Overview: The Portland-based Ace Hotel chain (with locations in Palm Springs, New York and London) recently expanded to downtown Los Angeles with its long-awaited conversion of the 13-story United Artists building and adjoining Broadway Theatre, both originally built in the 1920s.
The Location: Downtown’s vintage theater district still feels dirty and downright sketchy, particularly on Sundays when most of the nearby shops are locked down and chained up. But the Staples Center and L.A. Live are just around the corner, as are some of the city’s most in-demand restaurants.
The Room: “Medium Room” No. 511, with a view of the parking lot across the street. The room is tiny and awkwardly laid out, like a dorm room with plywood furniture – and, get this: with the foot of the bed flush against the wall. The mattress is comfortable and the pillows are soft but not down-filled. Plush gray hoodie robes are fantastic. The open floor plan makes the shower a centerpiece of the room, so you can’t be shy. Fortunately, the toilet does have its own private closet. Every room comes with a turntable and small stack of vinyl records, like Johnny Cash, Fleetwood Mac and Huey Lewis. Some rooms supposedly come with an acoustic guitar, but not this one.
Food/drink: The hotel’s ground-floor, all-day brasserie, L.A. Chapter, serves licorice-rubbed duck and a ragu of rabbit with lemongrass and sorrel. The burgers and Bloody Marys are very good, and the breakfast pastries are superb. There’s also a Mezzanine lounge and a rooftop poolside bar, both of which get the velvet-rope treatment after dark.
Public spaces: The charming little front desk – not much larger than a theater ticket booth – seems far too small (or maybe just technically inefficient), resulting in a perpetual wait. The rooftop pool isn’t really a pool but rather a nice, oversized hot tub. The views of downtown from the roof are beautiful.
WiFi: Free fast WiFi throughout the property.
Service: Friendly but minimal and rudimentary. The staff wears random, mismatched T-shirts and jeans, so it’s sometimes hard to tell who’s an employee and who’s a guest.
Cost: $250, plus taxes and fees. Parking, add $36 per night.
Bottom line: Fun hotel for the downtown nightlife crowd, but probably not a smart choice for business or families.
Where: 929 S. Broadway, Los Angeles

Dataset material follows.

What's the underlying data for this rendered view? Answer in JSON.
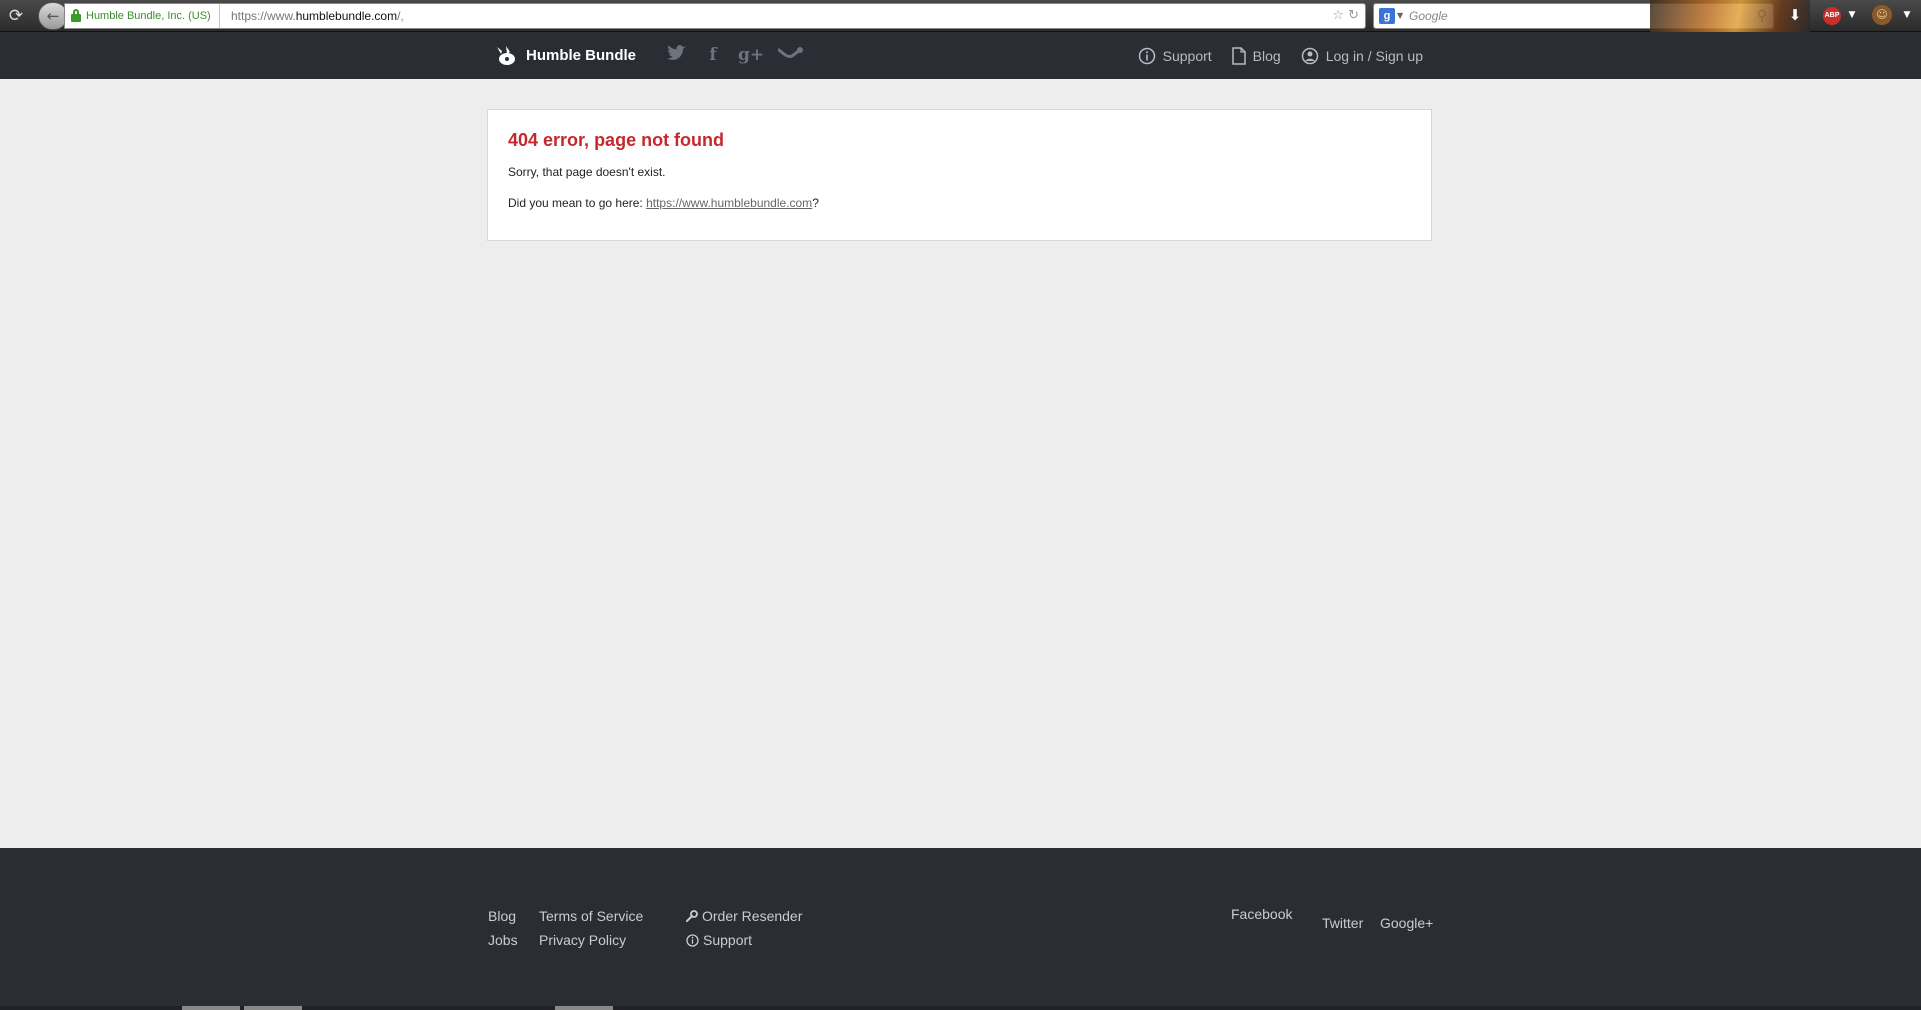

This article originally appeared in the Orange County Register. To view more of my work for the Register, check out the archives. For more dining and travel inspiration, I invite you to follow me and join the conversation on Facebook, Instagram and Twitter.